I would have to get my teenage son up earlier, no easy task in my mind, because he would not like it. See, I strive to make others perfectly happy. Anyway, I recognize how much sense it makes to leave earlier, so I have to ask myself, “Why didn’t I think of this before? Why have I been putting myself under stress by cutting my time so short when I leave home?”
I consider these questions and notice that I have made the time at home “my time”, but the time at work or school, not my time. At home I get to decide what I do and when, but not at work or school. So of course, I am going to maximize my time at home and minimize the time that is not mine. “There is not enough time”, this voice in my head says. What I give to work and school, I take away from myself and visa versa. You see how the resistance to leaving home earlier comes from thinking this way. This is a belief in scarcity. There is never enough time, or so it seems.
That is why we are stressed, hurrying to get to places on time.
We have “set it up” that way because every experience we have where we are late, or we are rushing to get somewhere on time only reinforces the belief that “We lack time.” We are attached to this belief and will need to let it go, to solve this problem permanently.
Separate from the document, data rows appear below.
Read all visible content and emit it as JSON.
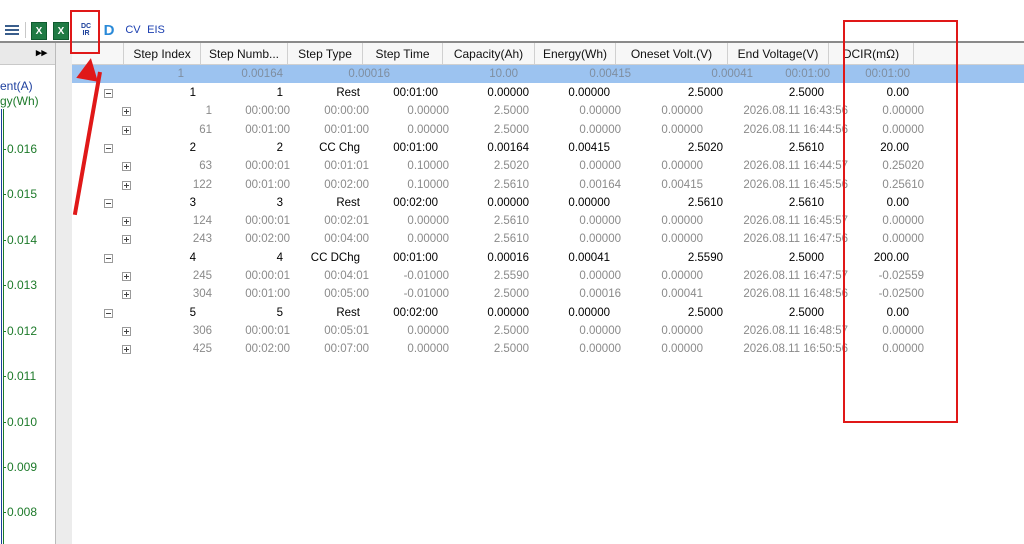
{
  "toolbar": {
    "excel1_icon": "excel-icon",
    "excel1_glyph": "X",
    "excel2_glyph": "X",
    "dcir_line1": "DC",
    "dcir_line2": "IR",
    "d_label": "D",
    "cv_label": "CV",
    "eis_label": "EIS"
  },
  "left_panel": {
    "collapse_glyph": "▸▸",
    "legend_current": "ent(A)",
    "legend_energy": "gy(Wh)",
    "y_ticks": [
      "0.016",
      "0.015",
      "0.014",
      "0.013",
      "0.012",
      "0.011",
      "0.010",
      "0.009",
      "0.008"
    ]
  },
  "grid": {
    "headers": [
      "Step Index",
      "Step Numb...",
      "Step Type",
      "Step Time",
      "Capacity(Ah)",
      "Energy(Wh)",
      "Oneset Volt.(V)",
      "End Voltage(V)",
      "DCIR(mΩ)"
    ],
    "selected_row": [
      "1",
      "0.00164",
      "0.00016",
      "10.00",
      "0.00415",
      "0.00041",
      "00:01:00",
      "00:01:00"
    ],
    "rows": [
      {
        "type": "step",
        "cells": [
          "1",
          "1",
          "Rest",
          "00:01:00",
          "0.00000",
          "0.00000",
          "2.5000",
          "2.5000",
          "0.00"
        ]
      },
      {
        "type": "rec",
        "cells": [
          "1",
          "00:00:00",
          "00:00:00",
          "0.00000",
          "2.5000",
          "0.00000",
          "0.00000",
          "2026.08.11 16:43:56",
          "0.00000"
        ]
      },
      {
        "type": "rec",
        "cells": [
          "61",
          "00:01:00",
          "00:01:00",
          "0.00000",
          "2.5000",
          "0.00000",
          "0.00000",
          "2026.08.11 16:44:56",
          "0.00000"
        ]
      },
      {
        "type": "step",
        "cells": [
          "2",
          "2",
          "CC Chg",
          "00:01:00",
          "0.00164",
          "0.00415",
          "2.5020",
          "2.5610",
          "20.00"
        ]
      },
      {
        "type": "rec",
        "cells": [
          "63",
          "00:00:01",
          "00:01:01",
          "0.10000",
          "2.5020",
          "0.00000",
          "0.00000",
          "2026.08.11 16:44:57",
          "0.25020"
        ]
      },
      {
        "type": "rec",
        "cells": [
          "122",
          "00:01:00",
          "00:02:00",
          "0.10000",
          "2.5610",
          "0.00164",
          "0.00415",
          "2026.08.11 16:45:56",
          "0.25610"
        ]
      },
      {
        "type": "step",
        "cells": [
          "3",
          "3",
          "Rest",
          "00:02:00",
          "0.00000",
          "0.00000",
          "2.5610",
          "2.5610",
          "0.00"
        ]
      },
      {
        "type": "rec",
        "cells": [
          "124",
          "00:00:01",
          "00:02:01",
          "0.00000",
          "2.5610",
          "0.00000",
          "0.00000",
          "2026.08.11 16:45:57",
          "0.00000"
        ]
      },
      {
        "type": "rec",
        "cells": [
          "243",
          "00:02:00",
          "00:04:00",
          "0.00000",
          "2.5610",
          "0.00000",
          "0.00000",
          "2026.08.11 16:47:56",
          "0.00000"
        ]
      },
      {
        "type": "step",
        "cells": [
          "4",
          "4",
          "CC DChg",
          "00:01:00",
          "0.00016",
          "0.00041",
          "2.5590",
          "2.5000",
          "200.00"
        ]
      },
      {
        "type": "rec",
        "cells": [
          "245",
          "00:00:01",
          "00:04:01",
          "-0.01000",
          "2.5590",
          "0.00000",
          "0.00000",
          "2026.08.11 16:47:57",
          "-0.02559"
        ]
      },
      {
        "type": "rec",
        "cells": [
          "304",
          "00:01:00",
          "00:05:00",
          "-0.01000",
          "2.5000",
          "0.00016",
          "0.00041",
          "2026.08.11 16:48:56",
          "-0.02500"
        ]
      },
      {
        "type": "step",
        "cells": [
          "5",
          "5",
          "Rest",
          "00:02:00",
          "0.00000",
          "0.00000",
          "2.5000",
          "2.5000",
          "0.00"
        ]
      },
      {
        "type": "rec",
        "cells": [
          "306",
          "00:00:01",
          "00:05:01",
          "0.00000",
          "2.5000",
          "0.00000",
          "0.00000",
          "2026.08.11 16:48:57",
          "0.00000"
        ]
      },
      {
        "type": "rec",
        "cells": [
          "425",
          "00:02:00",
          "00:07:00",
          "0.00000",
          "2.5000",
          "0.00000",
          "0.00000",
          "2026.08.11 16:50:56",
          "0.00000"
        ]
      }
    ]
  },
  "annotation": {
    "color": "#e01818"
  }
}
We need to step out of this vicious circle where the belief attracts the experience and the experience reinforces the belief. This is the incredible benefit that EFT offers me and you. It gives us a tool to step out of the vicious cycle and see what is really happening. Once we release the emotions that cloud our mind, we can see the reality of the situation more clearly.
The problem is now simple to solve. This is why I love EFT.
Eloisa Ramos, EFTCert-II